Next up in Book Battle 2015 is a book where there author has my same initials. This was by far the most difficult book for me to find. In the end, I could only find two authors who shared by exact initials, B.A. I found so many who were A.B. I considered it for awhile but decided that I wanted to continue with the challenge. While browsing a bookstore I found Ben Aaronovitch and his novel Rivers of London, also known as Midnight Riot.
From the back, this novel is about Peter Grant, a young police detective who finds himself as the apprentice to a wizard working for the London police. While learning magic, Peter becomes entangled in a strange series of crimes somehow based on the Punch and Judy puppets .
I must say that I’m extremely intrigued as to how all of these elements are going to fit together.

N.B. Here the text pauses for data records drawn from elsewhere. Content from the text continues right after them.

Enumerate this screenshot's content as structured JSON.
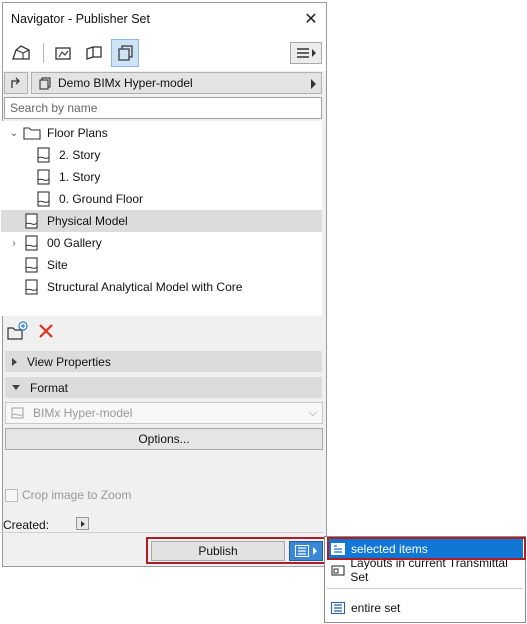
{
  "window": {
    "title": "Navigator - Publisher Set"
  },
  "toolbar": {
    "icons": [
      "project-map-icon",
      "view-map-icon",
      "layout-book-icon",
      "publisher-sets-icon"
    ],
    "active": "publisher-sets-icon"
  },
  "set": {
    "name": "Demo BIMx Hyper-model"
  },
  "search": {
    "placeholder": "Search by name"
  },
  "tree": [
    {
      "label": "Floor Plans",
      "type": "folder",
      "level": 0,
      "expanded": true
    },
    {
      "label": "2. Story",
      "type": "view",
      "level": 1
    },
    {
      "label": "1. Story",
      "type": "view",
      "level": 1
    },
    {
      "label": "0. Ground Floor",
      "type": "view",
      "level": 1
    },
    {
      "label": "Physical Model",
      "type": "view",
      "level": 0,
      "selected": true
    },
    {
      "label": "00 Gallery",
      "type": "view",
      "level": 0,
      "collapsed": true
    },
    {
      "label": "Site",
      "type": "view",
      "level": 0
    },
    {
      "label": "Structural Analytical Model with Core",
      "type": "view",
      "level": 0
    }
  ],
  "panels": {
    "view_properties": "View Properties",
    "format": "Format"
  },
  "format": {
    "selected": "BIMx Hyper-model",
    "options_label": "Options..."
  },
  "crop": {
    "label": "Crop image to Zoom",
    "checked": false
  },
  "created": {
    "label": "Created:"
  },
  "publish": {
    "label": "Publish"
  },
  "popup": {
    "items": [
      {
        "label": "selected items",
        "selected": true
      },
      {
        "label": "Layouts in current Transmittal Set",
        "selected": false
      },
      {
        "label": "entire set",
        "selected": false
      }
    ]
  },
  "colors": {
    "highlight": "#1177d4",
    "callout_border": "#b01e23",
    "selected_row": "#dcdcdc",
    "delete": "#e0301e"
  }
}
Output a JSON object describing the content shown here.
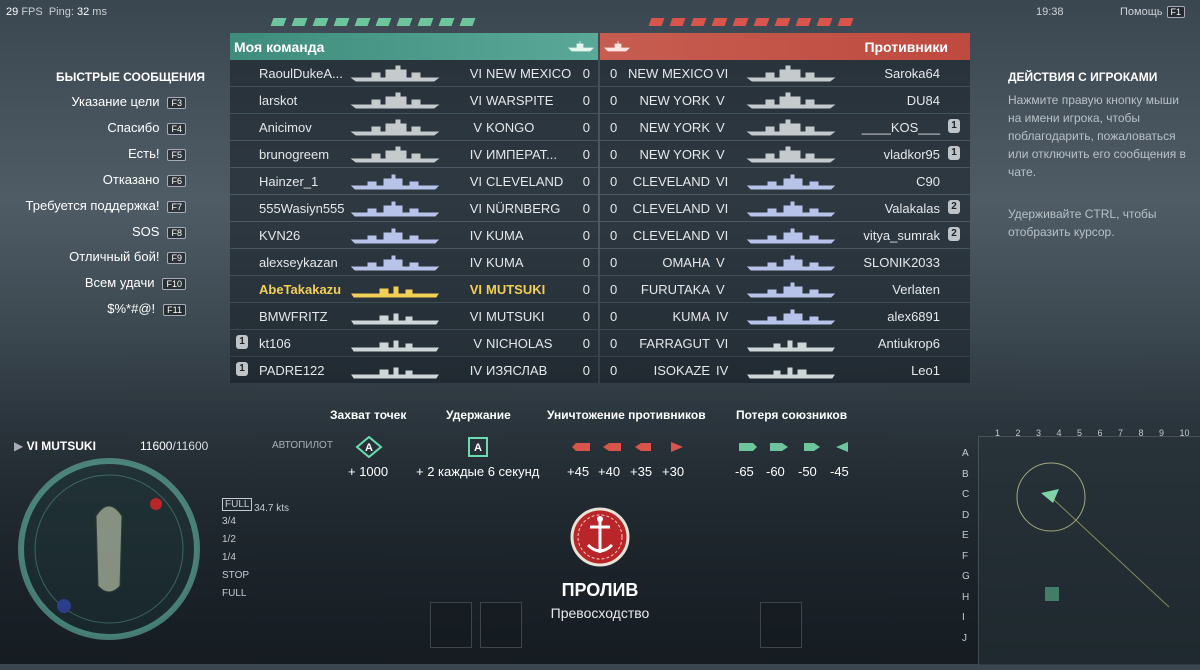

I can’t wait to meet this Peter Grant and see how he solves this series of bizarre crimes.
Stay tuned for the full review of Rivers of London. Happy reading!
Human Croquet is like the offspring of Terry Pratchett’s Discworld, Grimm’s fairy tales, and a dash of Agatha Christie. The origin story is all Terry Pratchett magic with dashes of Jane Eyre and the wife in the attic. The story quickly progresses to that of Isobel Fairfax, a descendant of the illustrious Fairfax’s, and her painful coming of age in small town Lythe, England. Isobel’s story starts on her 16th birthday and continually moves back and forth in time to tell the story of her family as a whole and the decisions they made that shaped their lives and their worlds. The further Isobel goes into her own family’s past the more she learns about the past of the land she inhabits. Full of images of fairy tales like Bluebeard and literary allusions, a la William Shakespeare as a tutor to one of Isobel’s ancestors, Human Croquet tells a complex story of fate and how fate can play out over centuries.
The one thing that struck me the most whilst reading Human Croquet was how flawed human perception is. We really do see what we want to see and make up stories to explain exactly what we saw. Isobel does precisely this throughout the novel. She creates scenes to help explain and block out her own past, especially regarding her mother Eliza.
Eliza is probably the most interesting character in the whole novel. At first she’s not quite real. She doesn’t even have quotations when she speaks. She speaks all in italics like an all knowing seer, or what I imagine the caterpillar from Alice in Wonderland. Her history is tragic and colors the entire world around her. Her absence is felt by everyone in the novel and as a consequence you as the reader feel it too. Her absence is where the Agatha Christie dashes come to play. It takes the entire novel to figure out what happened to Eliza and her end is just as dramatic and tragic as her beginning.
I can’t tell you how much fun this novel was to read. Just trying to guess all of the literary illusions was entertaining in itself. Atkinson has a way with words. Her sentences are beautiful and flow effortlessly into one another. I love how each of her novels has a facade storyline and an unseen one that you have to piece together yourself. Her writing is dense and full. but that’s what I love about it. Atkinson novels always make you think and second guess yourself. But isn’t that what literature is all about, digging and discovering what it means to you.
Stay tuned for the next installment of Book Battle 2015.